>>>

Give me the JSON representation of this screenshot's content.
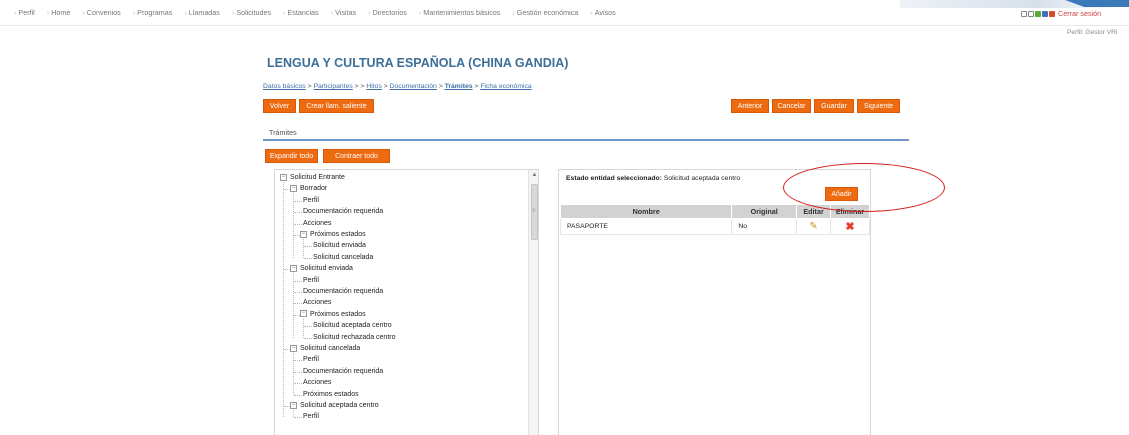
{
  "menu": [
    "Perfil",
    "Home",
    "Convenios",
    "Programas",
    "Llamadas",
    "Solicitudes",
    "Estancias",
    "Visitas",
    "Directorios",
    "Mantenimientos básicos",
    "Gestión económica",
    "Avisos"
  ],
  "logout_label": "Cerrar sesión",
  "profile_label": "Perfil: Gestor VRI",
  "page_title": "LENGUA Y CULTURA ESPAÑOLA (CHINA GANDIA)",
  "breadcrumb": {
    "datos_basicos": "Datos básicos",
    "sep1": " > ",
    "participantes": "Participantes",
    "sep2": " > > ",
    "hitos": "Hitos",
    "sep3": " > ",
    "documentacion": "Documentación",
    "sep4": " > ",
    "tramites": "Trámites",
    "sep5": " > ",
    "ficha_economica": "Ficha económica"
  },
  "buttons": {
    "volver": "Volver",
    "crear_llam": "Crear llam. saliente",
    "anterior": "Anterior",
    "cancelar": "Cancelar",
    "guardar": "Guardar",
    "siguiente": "Siguiente",
    "expandir": "Expandir todo",
    "contraer": "Contraer todo",
    "anadir": "Añadir"
  },
  "tab_label": "Trámites",
  "tree": [
    {
      "label": "Solicitud Entrante",
      "level": 0,
      "toggle": "−"
    },
    {
      "label": "Borrador",
      "level": 1,
      "toggle": "−"
    },
    {
      "label": "Perfil",
      "level": 2
    },
    {
      "label": "Documentación requerida",
      "level": 2
    },
    {
      "label": "Acciones",
      "level": 2
    },
    {
      "label": "Próximos estados",
      "level": 2,
      "toggle": "−"
    },
    {
      "label": "Solicitud enviada",
      "level": 3
    },
    {
      "label": "Solicitud cancelada",
      "level": 3
    },
    {
      "label": "Solicitud enviada",
      "level": 1,
      "toggle": "−"
    },
    {
      "label": "Perfil",
      "level": 2
    },
    {
      "label": "Documentación requerida",
      "level": 2
    },
    {
      "label": "Acciones",
      "level": 2
    },
    {
      "label": "Próximos estados",
      "level": 2,
      "toggle": "−"
    },
    {
      "label": "Solicitud aceptada centro",
      "level": 3
    },
    {
      "label": "Solicitud rechazada centro",
      "level": 3
    },
    {
      "label": "Solicitud cancelada",
      "level": 1,
      "toggle": "−"
    },
    {
      "label": "Perfil",
      "level": 2
    },
    {
      "label": "Documentación requerida",
      "level": 2
    },
    {
      "label": "Acciones",
      "level": 2
    },
    {
      "label": "Próximos estados",
      "level": 2
    },
    {
      "label": "Solicitud aceptada centro",
      "level": 1,
      "toggle": "−"
    },
    {
      "label": "Perfil",
      "level": 2
    }
  ],
  "selected_state": {
    "label": "Estado entidad seleccionado:",
    "value": "Solicitud aceptada centro"
  },
  "table": {
    "headers": [
      "Nombre",
      "Original",
      "Editar",
      "Eliminar"
    ],
    "rows": [
      {
        "nombre": "PASAPORTE",
        "original": "No"
      }
    ]
  },
  "icons": {
    "edit": "pencil-icon",
    "delete": "cross-icon"
  },
  "colors": {
    "accent_orange": "#ee6a10",
    "title_blue": "#3c6f98",
    "annotation_red": "#d51c1c"
  }
}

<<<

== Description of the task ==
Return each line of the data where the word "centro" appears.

== Task response ==
      "label": "Solicitud aceptada centro",
      "label": "Solicitud rechazada centro",
      "label": "Solicitud aceptada centro",
    "value": "Solicitud aceptada centro"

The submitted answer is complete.